If you can identify a problem in separateness, or in having clear boundaries – being a good steward of your knapsack – you are not alone. No one has perfect boundaries. At times we all take on what’s not ours, or don’t take on what is ours. God has provided help in repairing and developing our broken boundary-setting abilities. His resources involve skillbuilding. Just as we need to exercise and work with an atrophied leg after it comes out of its cast, setting appropriate boundaries is an ability we must learn. Here are some ways to develop boundaries:
- Ask God to help you become a truth-teller, even of negative truth.
Proverbs 10:18 tells us that “He who conceals hatred has lying lips.” Often, people with shaky boundaries may feel resentful about the supposed power of others over them, not realizing that they have given their power to those others. If they begin to feel they don’t have choices they will also feel angry and resentful. Often the first step to reclaiming their “brand” is to admit the anger to themselves, God, and others.
- Find people who celebrate your separateness.

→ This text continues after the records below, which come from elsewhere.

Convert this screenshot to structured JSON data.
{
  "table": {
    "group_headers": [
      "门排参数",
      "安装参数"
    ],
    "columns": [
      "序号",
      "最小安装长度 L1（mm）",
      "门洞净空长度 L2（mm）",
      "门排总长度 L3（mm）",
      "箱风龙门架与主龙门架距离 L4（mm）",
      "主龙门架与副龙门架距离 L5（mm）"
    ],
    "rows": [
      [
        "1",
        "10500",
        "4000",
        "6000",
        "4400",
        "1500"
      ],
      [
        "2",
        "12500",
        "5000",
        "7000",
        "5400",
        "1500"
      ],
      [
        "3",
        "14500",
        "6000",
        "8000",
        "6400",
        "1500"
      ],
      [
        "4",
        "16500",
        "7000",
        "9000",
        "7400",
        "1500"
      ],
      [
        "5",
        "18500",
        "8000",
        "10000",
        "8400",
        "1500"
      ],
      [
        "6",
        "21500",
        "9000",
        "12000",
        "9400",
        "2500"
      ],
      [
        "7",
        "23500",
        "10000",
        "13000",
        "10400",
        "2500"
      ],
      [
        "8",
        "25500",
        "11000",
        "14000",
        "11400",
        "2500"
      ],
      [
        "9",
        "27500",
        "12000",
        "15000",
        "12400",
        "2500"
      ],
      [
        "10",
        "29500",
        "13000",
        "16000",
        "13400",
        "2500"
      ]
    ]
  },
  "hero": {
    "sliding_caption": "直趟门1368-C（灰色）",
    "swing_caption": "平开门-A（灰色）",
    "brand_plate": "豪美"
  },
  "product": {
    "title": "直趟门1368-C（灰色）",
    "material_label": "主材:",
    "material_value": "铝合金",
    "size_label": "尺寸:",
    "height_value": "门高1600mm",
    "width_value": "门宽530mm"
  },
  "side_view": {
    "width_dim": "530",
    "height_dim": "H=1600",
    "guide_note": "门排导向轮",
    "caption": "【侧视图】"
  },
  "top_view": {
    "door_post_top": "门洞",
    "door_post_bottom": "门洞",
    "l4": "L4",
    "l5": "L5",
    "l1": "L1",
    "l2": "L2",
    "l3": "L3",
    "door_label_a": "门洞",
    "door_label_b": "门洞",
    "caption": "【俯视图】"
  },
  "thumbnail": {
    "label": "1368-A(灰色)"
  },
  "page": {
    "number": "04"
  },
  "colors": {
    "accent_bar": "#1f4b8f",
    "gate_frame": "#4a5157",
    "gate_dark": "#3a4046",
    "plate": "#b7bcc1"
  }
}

“As iron sharpens iron, so one man sharpens another” (Proverbs 27:17). Separateness helps relationships. It isn’t possible to learn to develop boundaries in isolation with unsupportive people. When we try, we repeat our original boundary injury. That is, we find ourselves in a controlling relationship with an unsupportive person and attempt to set a limit on the relationship. The person rejects it, and we find ourselves alone. Most of us would choose being in a bad relationship rather

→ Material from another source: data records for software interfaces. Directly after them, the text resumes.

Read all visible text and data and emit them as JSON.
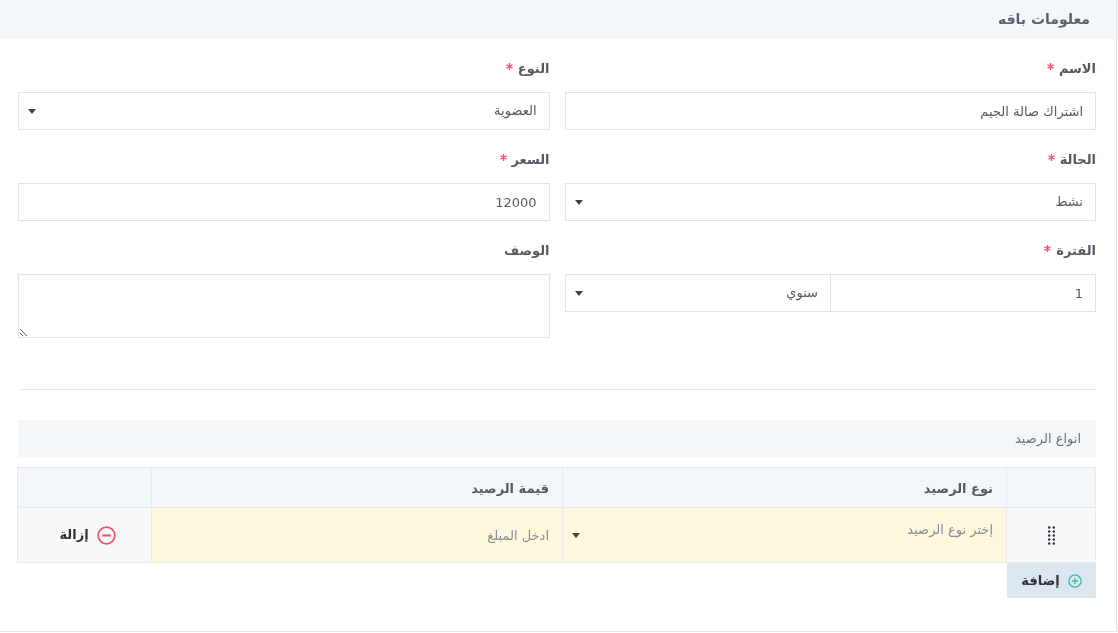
{
  "header": {
    "title": "معلومات باقه"
  },
  "fields": [
    {
      "label": "الاسم",
      "required": true,
      "kind": "text",
      "value": "اشتراك صالة الجيم"
    },
    {
      "label": "النوع",
      "required": true,
      "kind": "select",
      "value": "العضوية"
    },
    {
      "label": "الحالة",
      "required": true,
      "kind": "select",
      "value": "نشط"
    },
    {
      "label": "السعر",
      "required": true,
      "kind": "text",
      "value": "12000"
    },
    {
      "label": "الفترة",
      "required": true,
      "kind": "period",
      "value": "1",
      "unit": "سنوي"
    },
    {
      "label": "الوصف",
      "required": false,
      "kind": "textarea"
    }
  ],
  "balance_types": {
    "title": "انواع الرصيد",
    "columns": [
      {
        "label": "نوع الرصيد"
      },
      {
        "label": "قيمة الرصيد"
      }
    ],
    "rows": [
      {
        "type": {
          "placeholder": "إختر نوع الرصيد"
        },
        "amount": {
          "placeholder": "ادخل المبلغ"
        },
        "remove_label": "إزالة"
      }
    ],
    "add_button": {
      "label": "إضافة"
    }
  }
}
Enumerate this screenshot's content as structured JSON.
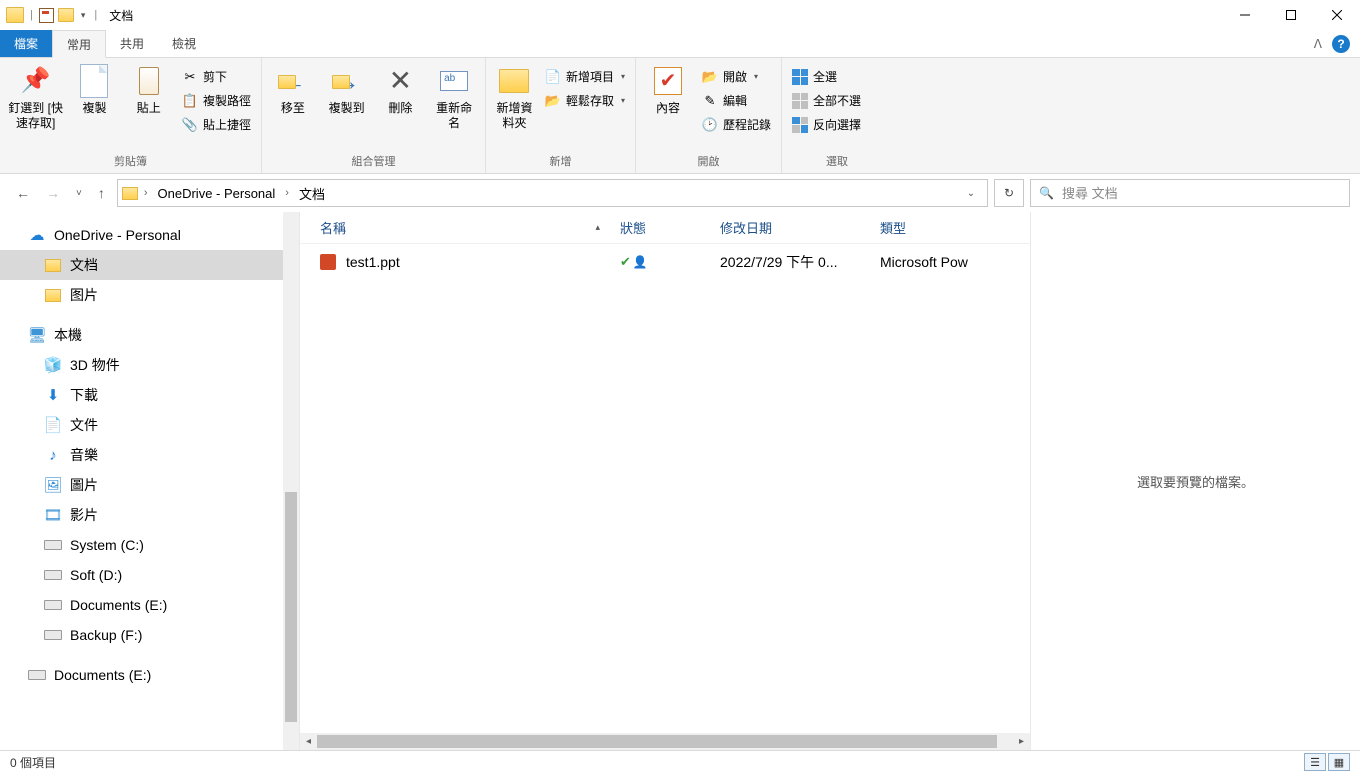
{
  "title": "文档",
  "tabs": {
    "file": "檔案",
    "home": "常用",
    "share": "共用",
    "view": "檢視"
  },
  "ribbon": {
    "clipboard": {
      "pin": "釘選到 [快速存取]",
      "copy": "複製",
      "paste": "貼上",
      "cut": "剪下",
      "copy_path": "複製路徑",
      "paste_shortcut": "貼上捷徑",
      "group": "剪貼簿"
    },
    "organize": {
      "move_to": "移至",
      "copy_to": "複製到",
      "delete": "刪除",
      "rename": "重新命名",
      "group": "組合管理"
    },
    "new": {
      "new_folder": "新增資料夾",
      "new_item": "新增項目",
      "easy_access": "輕鬆存取",
      "group": "新增"
    },
    "open": {
      "properties": "內容",
      "open": "開啟",
      "edit": "編輯",
      "history": "歷程記錄",
      "group": "開啟"
    },
    "select": {
      "select_all": "全選",
      "select_none": "全部不選",
      "invert": "反向選擇",
      "group": "選取"
    }
  },
  "breadcrumb": {
    "root": "OneDrive - Personal",
    "folder": "文档"
  },
  "search": {
    "placeholder": "搜尋 文档"
  },
  "tree": {
    "onedrive": "OneDrive - Personal",
    "documents": "文档",
    "pictures": "图片",
    "this_pc": "本機",
    "objects3d": "3D 物件",
    "downloads": "下載",
    "documents2": "文件",
    "music": "音樂",
    "pictures2": "圖片",
    "videos": "影片",
    "system_c": "System (C:)",
    "soft_d": "Soft (D:)",
    "docs_e": "Documents (E:)",
    "backup_f": "Backup (F:)",
    "docs_e2": "Documents (E:)"
  },
  "columns": {
    "name": "名稱",
    "state": "狀態",
    "modified": "修改日期",
    "type": "類型"
  },
  "files": [
    {
      "name": "test1.ppt",
      "modified": "2022/7/29 下午 0...",
      "type": "Microsoft Pow"
    }
  ],
  "preview_msg": "選取要預覽的檔案。",
  "status": "0 個項目"
}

than no relationship. We need to find maturing, caring people who will love our boundaries just as much as they love our attachment.

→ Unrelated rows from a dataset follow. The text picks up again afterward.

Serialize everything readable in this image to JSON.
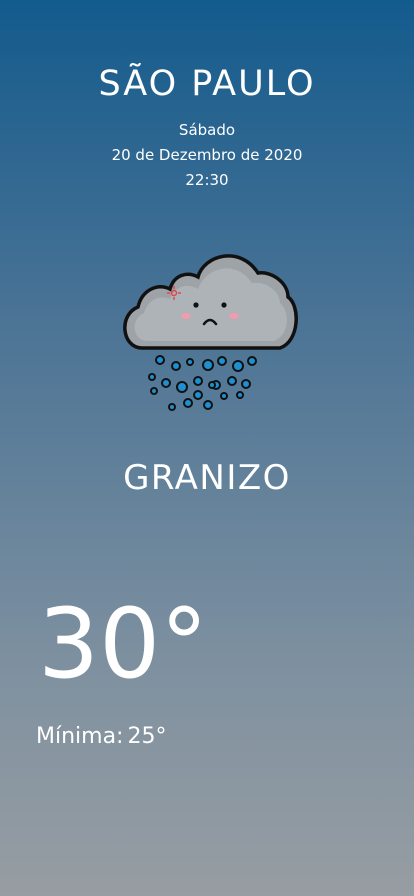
{
  "location": {
    "city": "SÃO PAULO",
    "weekday": "Sábado",
    "date": "20 de Dezembro de 2020",
    "time": "22:30"
  },
  "weather": {
    "icon": "hail-cloud-icon",
    "condition": "GRANIZO",
    "temperature": "30°",
    "min_label": "Mínima:",
    "min_value": "25°"
  },
  "colors": {
    "gradient_top": "#135b8d",
    "gradient_bottom": "#979da2",
    "cloud": "#9ea3a8",
    "hail": "#1e8fd0",
    "text": "#ffffff"
  }
}
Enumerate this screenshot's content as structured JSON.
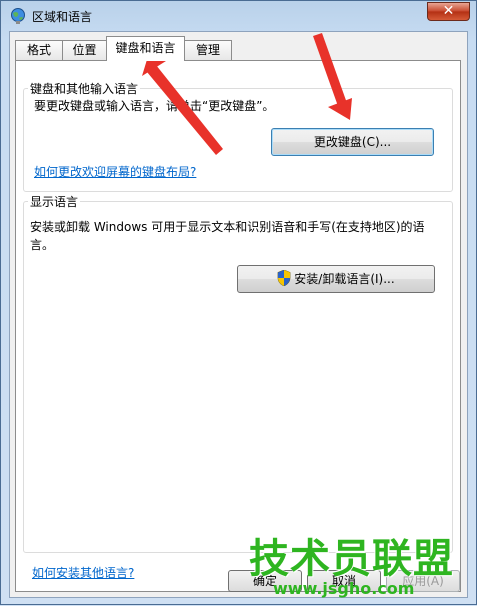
{
  "window": {
    "title": "区域和语言",
    "close_label": "✕"
  },
  "tabs": [
    {
      "label": "格式"
    },
    {
      "label": "位置"
    },
    {
      "label": "键盘和语言",
      "active": true
    },
    {
      "label": "管理"
    }
  ],
  "keyboard_group": {
    "title": "键盘和其他输入语言",
    "description": "要更改键盘或输入语言，请单击“更改键盘”。",
    "change_button": "更改键盘(C)...",
    "welcome_link": "如何更改欢迎屏幕的键盘布局?"
  },
  "display_group": {
    "title": "显示语言",
    "description_line1": "安装或卸载 Windows 可用于显示文本和识别语音和手写(在支持地区)的语",
    "description_line2": "言。",
    "install_button": "安装/卸载语言(I)..."
  },
  "install_link": "如何安装其他语言?",
  "footer": {
    "ok": "确定",
    "cancel": "取消",
    "apply": "应用(A)"
  },
  "watermark": {
    "brand": "技术员联盟",
    "url": "www.jsgho.com"
  },
  "colors": {
    "arrow": "#e8322a",
    "link": "#0066cc",
    "watermark": "#2eb520"
  }
}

- Practice disagreement.
Truth telling always involves differing opinions. You can’t find out who you really are without first knowing who you aren’t. A sign that you’re beginning to set boundaries is that you will rock some boats. There’s most likely a problem if no one ever reacts negatively to you. Jesus said, “Woe to you when all men speak well of you, for in the same way their fathers used to treat the false prophets” (Luke 6:26). It’s a disconcerting thought that for us to recover spiritually, some people will probably get upset with us! Yet these are usually people who have a difficult time relating to adults with boundaries of their own.
- Take responsibility for your mistakes.
People with boundary problems sometimes see themselves as out of control of their lives. They feel helpless to change their own problems and others’ treatment of them. This can lead to a blaming or rationalizing attitude. “If I can’t control my life, then my problems aren’t my fault,” might go the thinking. Taking stewardship over your life means learning to admit when your problems are the result of your irresponsibility rather than finding excuses. People who “own” their problems tend to mature much faster than those who excuse or transfer blame. The excuser has nothing to fix.
- Learn to respect others’ separateness.
One indication of a boundary deficit is an inability to live with the no of another.
I once worked with a couple who experienced this problem. Every time the wife disagreed with the husband, he would head toward the door exclaiming. “That’s it! – the marriage isn’t going to work out.” Panicked, she would chase after him and apologize for the “sin” of having an opinion.
When we learn to accept another’s boundaries, we are saying, in effect, “If you don’t give me what I want, God and I will find another way to get my need met.” It keeps the other person out of a position of indispensability, which is actually a form of idolatry.
If our needs to be understood, listened to, or loved can’t or won’t be met by the person we’d like, we are to find someone else to help meet that need. That’s why there is a multiplicity of believers in the Body of Christ: when one friend is busy, we are to call another. This allows us to support the boundary-setting freedom of others in the way we’d like to. If we want others to accept our freedom, we must respect theirs.
Excerpted from Hiding From Love by Dr. John Townsend. To order this book or other resources on boundaries, give us a call.